## TASK INSTRUCTIONS
Output the entries that follow, word for word.

## EXTRACTED RECORDS
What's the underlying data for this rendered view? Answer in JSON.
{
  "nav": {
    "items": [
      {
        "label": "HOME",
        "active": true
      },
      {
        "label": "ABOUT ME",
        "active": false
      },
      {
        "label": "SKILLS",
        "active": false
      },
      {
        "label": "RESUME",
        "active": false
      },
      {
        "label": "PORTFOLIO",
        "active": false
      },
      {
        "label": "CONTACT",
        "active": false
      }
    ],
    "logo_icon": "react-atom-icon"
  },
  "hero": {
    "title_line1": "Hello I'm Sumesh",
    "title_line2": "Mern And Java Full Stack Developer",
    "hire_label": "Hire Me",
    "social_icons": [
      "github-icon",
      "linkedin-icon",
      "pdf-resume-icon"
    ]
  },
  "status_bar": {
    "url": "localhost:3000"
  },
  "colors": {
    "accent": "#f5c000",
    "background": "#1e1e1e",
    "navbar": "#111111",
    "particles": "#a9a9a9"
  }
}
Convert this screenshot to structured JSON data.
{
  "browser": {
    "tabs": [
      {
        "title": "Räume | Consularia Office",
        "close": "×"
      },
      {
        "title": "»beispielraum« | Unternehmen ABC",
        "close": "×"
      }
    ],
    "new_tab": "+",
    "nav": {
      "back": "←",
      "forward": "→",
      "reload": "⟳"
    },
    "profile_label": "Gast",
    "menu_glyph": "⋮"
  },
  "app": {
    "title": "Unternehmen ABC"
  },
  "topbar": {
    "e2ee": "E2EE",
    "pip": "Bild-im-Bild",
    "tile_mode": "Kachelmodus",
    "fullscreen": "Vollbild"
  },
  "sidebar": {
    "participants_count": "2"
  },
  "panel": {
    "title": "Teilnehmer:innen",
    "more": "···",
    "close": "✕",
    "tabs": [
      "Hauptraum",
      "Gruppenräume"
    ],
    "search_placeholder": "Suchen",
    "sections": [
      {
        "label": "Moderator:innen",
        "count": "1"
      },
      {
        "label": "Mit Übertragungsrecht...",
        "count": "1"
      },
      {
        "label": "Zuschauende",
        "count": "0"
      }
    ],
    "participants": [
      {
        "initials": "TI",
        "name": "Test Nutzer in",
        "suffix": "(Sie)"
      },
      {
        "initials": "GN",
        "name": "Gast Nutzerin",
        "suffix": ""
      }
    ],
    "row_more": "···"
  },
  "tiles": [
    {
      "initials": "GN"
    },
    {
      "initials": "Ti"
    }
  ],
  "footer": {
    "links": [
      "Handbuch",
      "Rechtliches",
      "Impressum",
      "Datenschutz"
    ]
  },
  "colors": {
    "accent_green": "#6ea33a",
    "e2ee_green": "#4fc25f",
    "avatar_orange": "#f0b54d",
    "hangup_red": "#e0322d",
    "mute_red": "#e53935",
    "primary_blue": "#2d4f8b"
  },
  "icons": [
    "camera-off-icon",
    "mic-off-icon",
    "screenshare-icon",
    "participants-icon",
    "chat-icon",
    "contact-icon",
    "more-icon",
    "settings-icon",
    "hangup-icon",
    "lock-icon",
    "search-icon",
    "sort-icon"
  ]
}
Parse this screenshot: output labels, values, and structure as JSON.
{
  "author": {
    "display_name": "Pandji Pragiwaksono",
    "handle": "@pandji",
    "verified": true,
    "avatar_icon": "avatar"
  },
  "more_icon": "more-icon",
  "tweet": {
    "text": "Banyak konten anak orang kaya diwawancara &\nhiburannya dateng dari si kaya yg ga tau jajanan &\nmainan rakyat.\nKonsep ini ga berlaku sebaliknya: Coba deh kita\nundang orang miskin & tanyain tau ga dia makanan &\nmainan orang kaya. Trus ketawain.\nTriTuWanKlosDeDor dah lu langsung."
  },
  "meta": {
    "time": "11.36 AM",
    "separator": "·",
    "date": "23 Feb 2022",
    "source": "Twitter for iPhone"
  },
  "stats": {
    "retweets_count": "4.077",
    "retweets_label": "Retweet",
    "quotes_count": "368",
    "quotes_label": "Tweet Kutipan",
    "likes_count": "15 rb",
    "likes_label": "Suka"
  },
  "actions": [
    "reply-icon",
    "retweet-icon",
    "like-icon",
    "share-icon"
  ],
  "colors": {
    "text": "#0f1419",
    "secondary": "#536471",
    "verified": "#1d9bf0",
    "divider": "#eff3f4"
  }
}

## EXERCISE ANSWER
What's the underlying data for this rendered view? Answer in JSON.
{
  "nav": {
    "items": [
      {
        "label": "HOME",
        "active": true
      },
      {
        "label": "ABOUT ME",
        "active": false
      },
      {
        "label": "SKILLS",
        "active": false
      },
      {
        "label": "RESUME",
        "active": false
      },
      {
        "label": "PORTFOLIO",
        "active": false
      },
      {
        "label": "CONTACT",
        "active": false
      }
    ],
    "logo_icon": "react-atom-icon"
  },
  "hero": {
    "title_line1": "Hello I'm Sumesh",
    "title_line2": "Mern And Java Full Stack Developer",
    "hire_label": "Hire Me",
    "social_icons": [
      "github-icon",
      "linkedin-icon",
      "pdf-resume-icon"
    ]
  },
  "status_bar": {
    "url": "localhost:3000"
  },
  "colors": {
    "accent": "#f5c000",
    "background": "#1e1e1e",
    "navbar": "#111111",
    "particles": "#a9a9a9"
  }
}
Convert this screenshot to structured JSON data.
{
  "browser": {
    "tabs": [
      {
        "title": "Räume | Consularia Office",
        "close": "×"
      },
      {
        "title": "»beispielraum« | Unternehmen ABC",
        "close": "×"
      }
    ],
    "new_tab": "+",
    "nav": {
      "back": "←",
      "forward": "→",
      "reload": "⟳"
    },
    "profile_label": "Gast",
    "menu_glyph": "⋮"
  },
  "app": {
    "title": "Unternehmen ABC"
  },
  "topbar": {
    "e2ee": "E2EE",
    "pip": "Bild-im-Bild",
    "tile_mode": "Kachelmodus",
    "fullscreen": "Vollbild"
  },
  "sidebar": {
    "participants_count": "2"
  },
  "panel": {
    "title": "Teilnehmer:innen",
    "more": "···",
    "close": "✕",
    "tabs": [
      "Hauptraum",
      "Gruppenräume"
    ],
    "search_placeholder": "Suchen",
    "sections": [
      {
        "label": "Moderator:innen",
        "count": "1"
      },
      {
        "label": "Mit Übertragungsrecht...",
        "count": "1"
      },
      {
        "label": "Zuschauende",
        "count": "0"
      }
    ],
    "participants": [
      {
        "initials": "TI",
        "name": "Test Nutzer in",
        "suffix": "(Sie)"
      },
      {
        "initials": "GN",
        "name": "Gast Nutzerin",
        "suffix": ""
      }
    ],
    "row_more": "···"
  },
  "tiles": [
    {
      "initials": "GN"
    },
    {
      "initials": "Ti"
    }
  ],
  "footer": {
    "links": [
      "Handbuch",
      "Rechtliches",
      "Impressum",
      "Datenschutz"
    ]
  },
  "colors": {
    "accent_green": "#6ea33a",
    "e2ee_green": "#4fc25f",
    "avatar_orange": "#f0b54d",
    "hangup_red": "#e0322d",
    "mute_red": "#e53935",
    "primary_blue": "#2d4f8b"
  },
  "icons": [
    "camera-off-icon",
    "mic-off-icon",
    "screenshare-icon",
    "participants-icon",
    "chat-icon",
    "contact-icon",
    "more-icon",
    "settings-icon",
    "hangup-icon",
    "lock-icon",
    "search-icon",
    "sort-icon"
  ]
}
Parse this screenshot: output labels, values, and structure as JSON.
{
  "author": {
    "display_name": "Pandji Pragiwaksono",
    "handle": "@pandji",
    "verified": true,
    "avatar_icon": "avatar"
  },
  "more_icon": "more-icon",
  "tweet": {
    "text": "Banyak konten anak orang kaya diwawancara &\nhiburannya dateng dari si kaya yg ga tau jajanan &\nmainan rakyat.\nKonsep ini ga berlaku sebaliknya: Coba deh kita\nundang orang miskin & tanyain tau ga dia makanan &\nmainan orang kaya. Trus ketawain.\nTriTuWanKlosDeDor dah lu langsung."
  },
  "meta": {
    "time": "11.36 AM",
    "separator": "·",
    "date": "23 Feb 2022",
    "source": "Twitter for iPhone"
  },
  "stats": {
    "retweets_count": "4.077",
    "retweets_label": "Retweet",
    "quotes_count": "368",
    "quotes_label": "Tweet Kutipan",
    "likes_count": "15 rb",
    "likes_label": "Suka"
  },
  "actions": [
    "reply-icon",
    "retweet-icon",
    "like-icon",
    "share-icon"
  ],
  "colors": {
    "text": "#0f1419",
    "secondary": "#536471",
    "verified": "#1d9bf0",
    "divider": "#eff3f4"
  }
}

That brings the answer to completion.